With WFH, the temptation to use personal devices for conducting work related matters becomes very strong. Part of the reason for this is that when the WFH trend started back in March or so of this year, many companies were scrambling in trying to issue company devices that had all of the required security stuff installed onto them. But this went unfulfilled, and because of that, many employees were left in the lurch and started to use their own devices. But now, many companies have started to realize the tangible benefits of deploying their entire IT and Network Infrastructures into the Cloud, such as that of Microsoft Azure and the AWS. With this, Virtual Machines (VMs) and Virtual Desktops (VDs) can be created, giving the remote employees the same look and feel of their workstation back in the office. Now, employees can access whatever they need from wherever they may at in a much more secure and safe fashion. But despite this, employees still need to be reminded of what is deemed to be acceptable usage and not. For example, they should not be permitted to use a company Cloud Platform to create a storage space for their own personal uses. Also, they should not use their work Email address to communicate with other non-employees (such as friends and family). It is important to keep reminding of them of this. This is even more important if and when they decide to download their own software apps to conduct job related tasks. This is a huge no-no, and you must keep reminding them that if they want to go down this route, then they need to have prior approval from the IT Security Team.
*Make sure you keep track of all activities:
This simply means that you are logging and watching on a real time basis what is being accessed and when in your IT and Network Infrastructures. While this may at first seem to be a daunting task, it does not have to be. For example, both the AWS and Microsoft Azure Platforms offer a whole host of tools that you can use to do this. Or you can tunnel all of these features into a single platform known as a Security Information and Event Manager (aka “SIEM”). This will allow for your IT Security Team to see all activity from within a single dashboard, and literally cut off any kind of suspicious behavior the moment that it does happen.
*Terminate everything once an employee leaves:
Simply out, once an employee leaves for whatever reason, immediately shut off all of their rights, permissions, and passwords. It may sound rather extreme, but you need to do this literally the very second that their work duties have ended. Then, the employee should be given some sort of exit interview that reminds them that if they have kept any kind of confidential information and data, now is the time to return it without any questions being asked, or they could face serious legal consequences down the road.
My Thoughts On This
Well, there you have it, some quick tips you can use pretty quickly. Remember in the end, it is ultimately your responsibility (as the CIO or CISO) to safeguard your confidential information and data.
You cannot take anything for granted in today’s virtual environment, especially if you are dealing with contractual or freelance workers. To this end, many companies have started to institute the Zero Trust Framework, in which literally nobody is trusted, even your longest lasting employees.

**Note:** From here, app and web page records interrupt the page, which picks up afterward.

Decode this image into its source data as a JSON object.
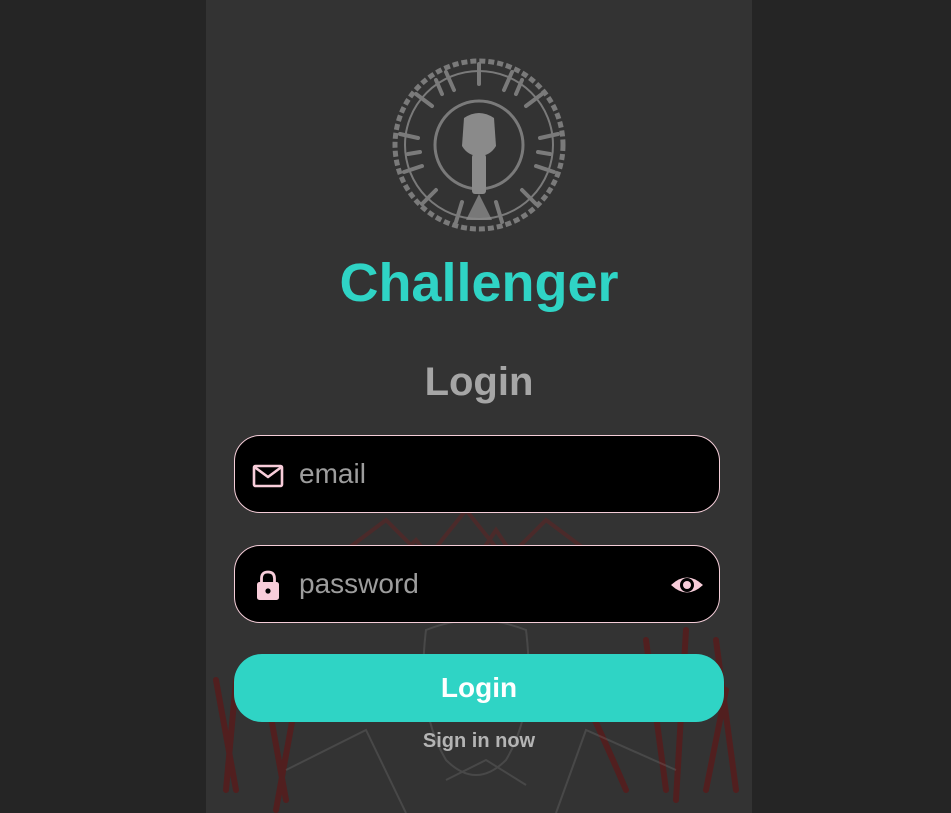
{
  "app": {
    "title": "Challenger",
    "logo_icon": "fist-emblem-icon"
  },
  "page": {
    "heading": "Login"
  },
  "form": {
    "email": {
      "value": "",
      "placeholder": "email",
      "icon": "mail-icon"
    },
    "password": {
      "value": "",
      "placeholder": "password",
      "icon": "lock-icon",
      "toggle_icon": "eye-icon"
    },
    "submit_label": "Login",
    "signup_link": "Sign in now"
  },
  "colors": {
    "accent": "#2fd4c5",
    "panel_background": "#333333",
    "outer_background": "#252525",
    "field_background": "#000000",
    "field_border": "#f4cdd8",
    "icon_pink": "#f8cdda",
    "heading_gray": "#a6a6a6"
  }
}
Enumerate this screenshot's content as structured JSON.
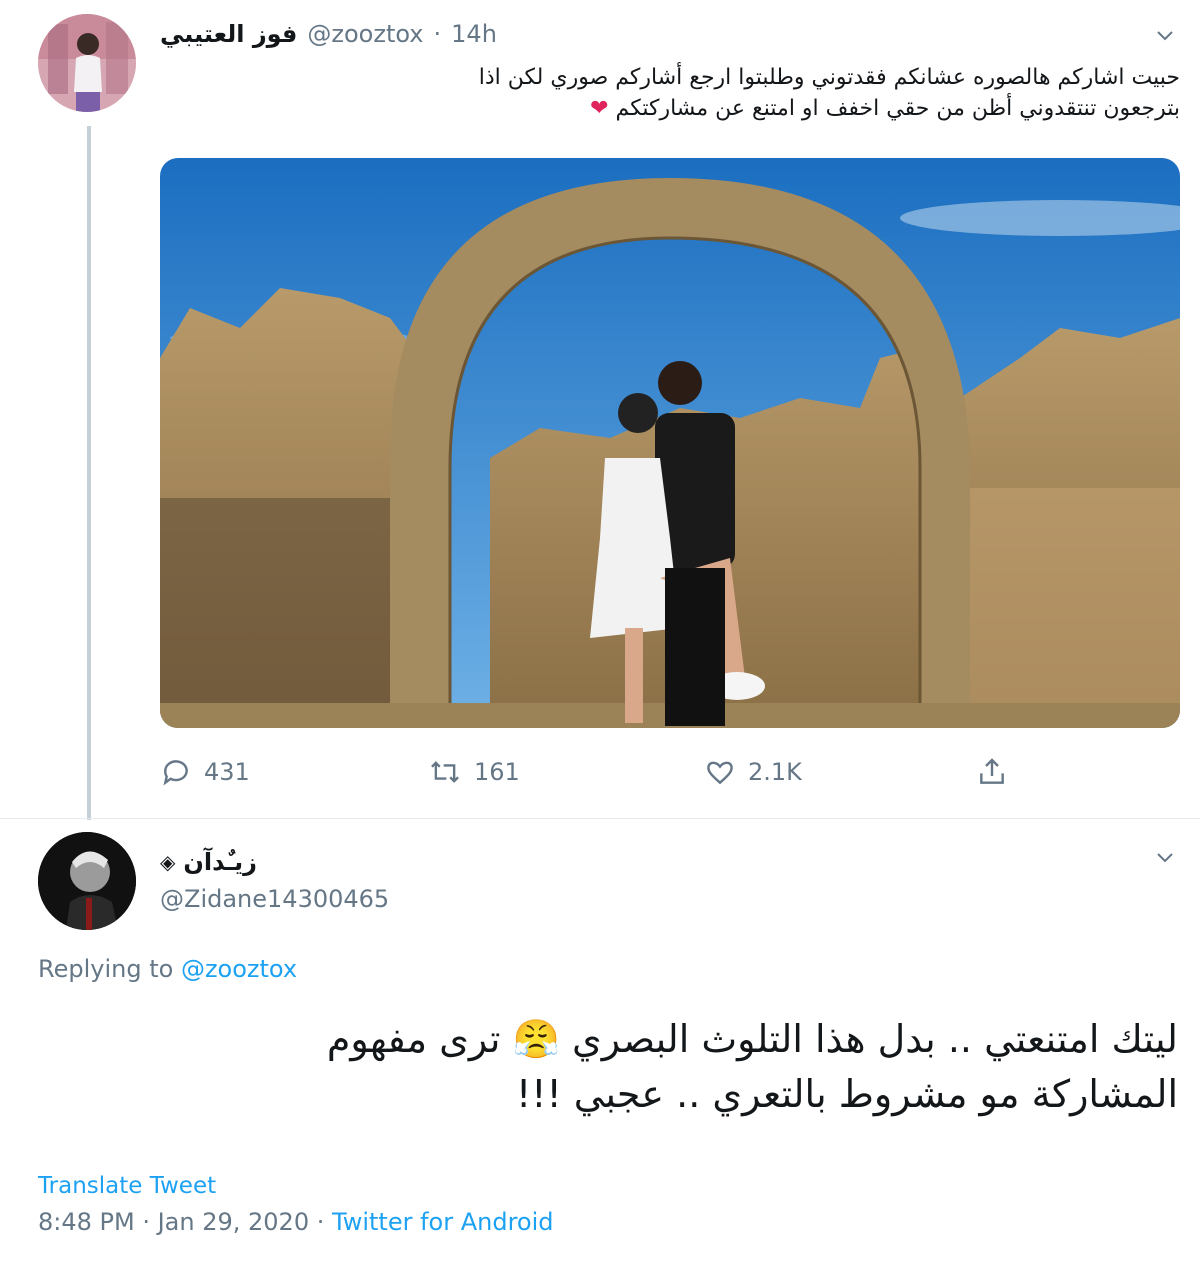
{
  "tweet1": {
    "display_name": "فوز العتيبي",
    "handle": "@zooztox",
    "separator": "·",
    "time": "14h",
    "text_line1": "حبيت اشاركم هالصوره عشانكم فقدتوني وطلبتوا ارجع أشاركم صوري لكن اذا",
    "text_line2": "بترجعون تنتقدوني أظن من حقي اخفف او امتنع عن مشاركتكم",
    "heart_emoji": "❤",
    "actions": {
      "replies": "431",
      "retweets": "161",
      "likes": "2.1K"
    }
  },
  "tweet2": {
    "display_name": "زيـٌدآن",
    "name_badge": "◈",
    "handle": "@Zidane14300465",
    "replying_to_label": "Replying to",
    "replying_to_handle": "@zooztox",
    "text_line1a": "ليتك امتنعتي .. بدل هذا التلوث البصري",
    "text_emoji": "😤",
    "text_line1b": "ترى مفهوم",
    "text_line2": "المشاركة مو مشروط بالتعري .. عجبي !!!",
    "translate_label": "Translate Tweet",
    "timestamp": "8:48 PM · Jan 29, 2020",
    "meta_separator": "·",
    "source": "Twitter for Android"
  },
  "colors": {
    "accent": "#1da1f2",
    "secondary_text": "#657786",
    "heart": "#e0245e",
    "thread_line": "#c4cfd6"
  },
  "icons": [
    "chevron-down-icon",
    "reply-icon",
    "retweet-icon",
    "like-icon",
    "share-icon",
    "verified-badge-icon"
  ]
}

Everybody must go through at least three or more layers of authentication before they can be granted access to the shared resources that they need. Also, maintaining a good posture on controlling your information and data will yield one more huge benefit:

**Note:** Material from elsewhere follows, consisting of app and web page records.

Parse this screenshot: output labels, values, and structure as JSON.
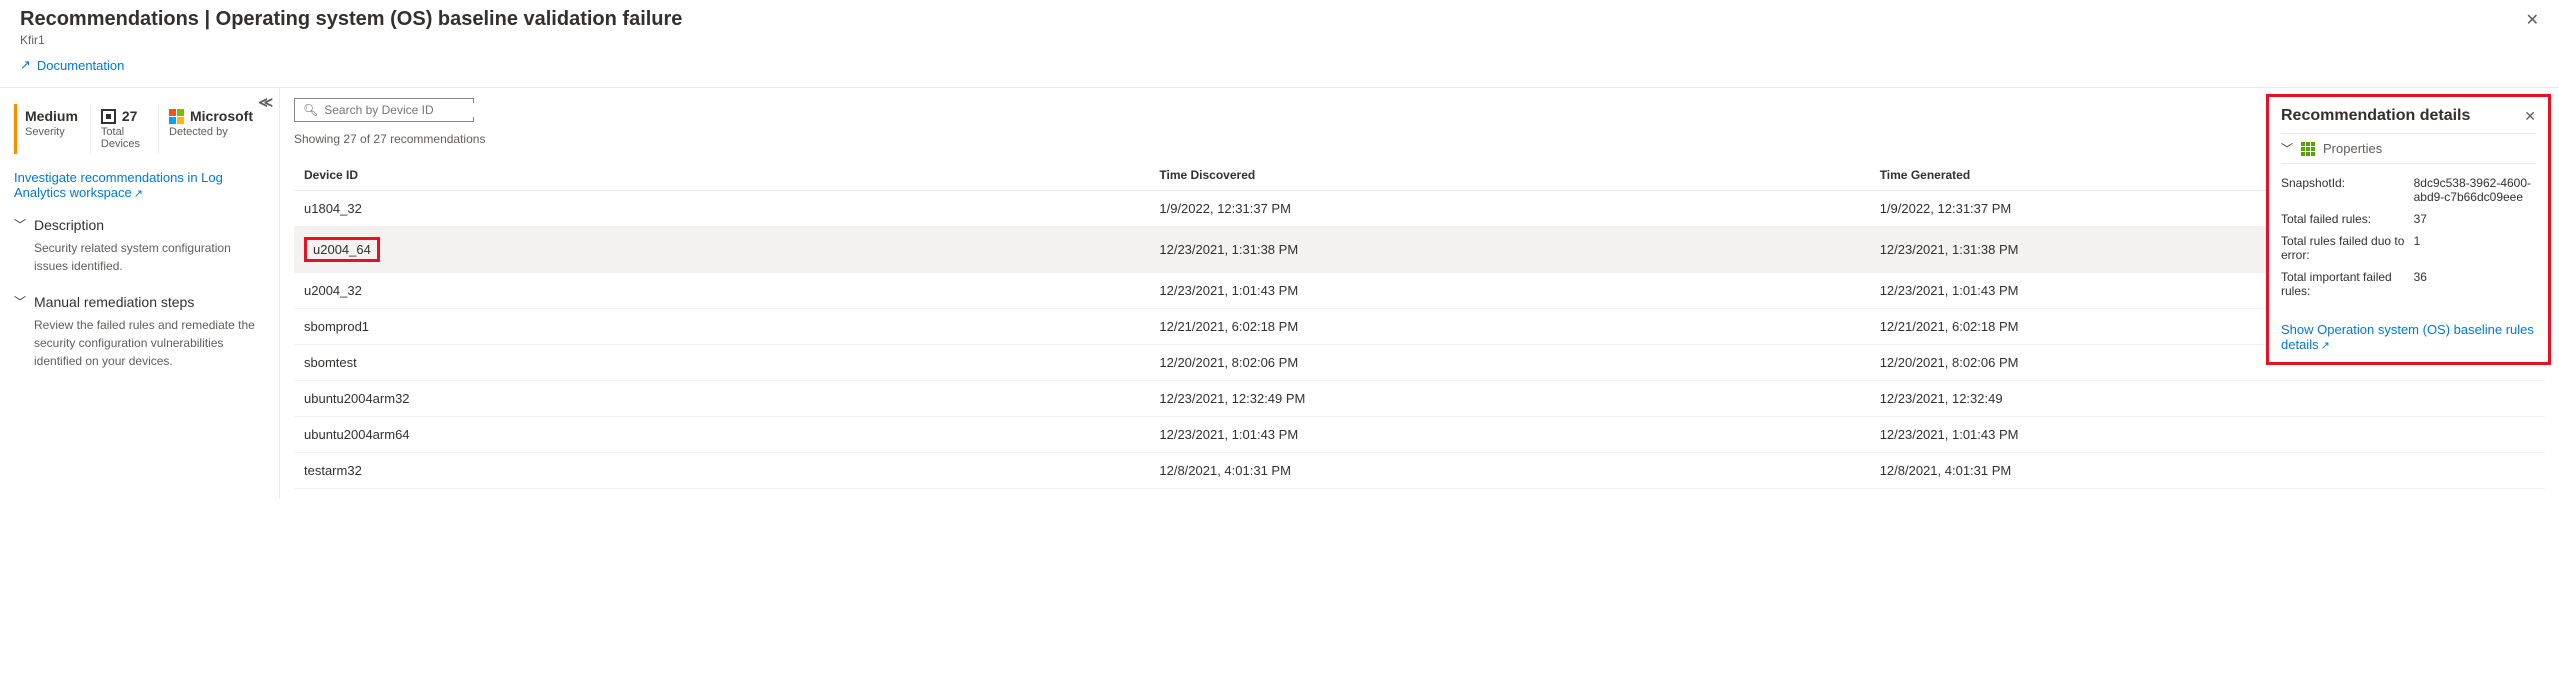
{
  "header": {
    "title": "Recommendations | Operating system (OS) baseline validation failure",
    "subtitle": "Kfir1",
    "ellipsis": "···"
  },
  "doc_link": "Documentation",
  "sidebar": {
    "stats": {
      "severity": {
        "value": "Medium",
        "label": "Severity"
      },
      "devices": {
        "value": "27",
        "label": "Total Devices"
      },
      "detected": {
        "value": "Microsoft",
        "label": "Detected by"
      }
    },
    "investigate_link": "Investigate recommendations in Log Analytics workspace",
    "description": {
      "title": "Description",
      "body": "Security related system configuration issues identified."
    },
    "remediation": {
      "title": "Manual remediation steps",
      "body": "Review the failed rules and remediate the security configuration vulnerabilities identified on your devices."
    }
  },
  "search": {
    "placeholder": "Search by Device ID"
  },
  "showing_text": "Showing 27 of 27 recommendations",
  "columns": {
    "device": "Device ID",
    "discovered": "Time Discovered",
    "generated": "Time Generated"
  },
  "rows": [
    {
      "device": "u1804_32",
      "discovered": "1/9/2022, 12:31:37 PM",
      "generated": "1/9/2022, 12:31:37 PM"
    },
    {
      "device": "u2004_64",
      "discovered": "12/23/2021, 1:31:38 PM",
      "generated": "12/23/2021, 1:31:38 PM"
    },
    {
      "device": "u2004_32",
      "discovered": "12/23/2021, 1:01:43 PM",
      "generated": "12/23/2021, 1:01:43 PM"
    },
    {
      "device": "sbomprod1",
      "discovered": "12/21/2021, 6:02:18 PM",
      "generated": "12/21/2021, 6:02:18 PM"
    },
    {
      "device": "sbomtest",
      "discovered": "12/20/2021, 8:02:06 PM",
      "generated": "12/20/2021, 8:02:06 PM"
    },
    {
      "device": "ubuntu2004arm32",
      "discovered": "12/23/2021, 12:32:49 PM",
      "generated": "12/23/2021, 12:32:49"
    },
    {
      "device": "ubuntu2004arm64",
      "discovered": "12/23/2021, 1:01:43 PM",
      "generated": "12/23/2021, 1:01:43 PM"
    },
    {
      "device": "testarm32",
      "discovered": "12/8/2021, 4:01:31 PM",
      "generated": "12/8/2021, 4:01:31 PM"
    }
  ],
  "details": {
    "title": "Recommendation details",
    "properties_label": "Properties",
    "props": {
      "snapshot_key": "SnapshotId:",
      "snapshot_val": "8dc9c538-3962-4600-abd9-c7b66dc09eee",
      "total_failed_key": "Total failed rules:",
      "total_failed_val": "37",
      "duo_error_key": "Total rules failed duo to error:",
      "duo_error_val": "1",
      "important_key": "Total important failed rules:",
      "important_val": "36"
    },
    "link": "Show Operation system (OS) baseline rules details"
  }
}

This will lead to making sure that you come into compliance with the likes of both the GDPR and the CCPA, and not facing an audit and huge financial penalties.
Finally, remember that you are not alone in this process. You can always hire a Managed Security Services Provider (“MSSP”) to get you moved over to the AWS or Microsoft Azure so that you can start to take advantage of their robust security tools and suites.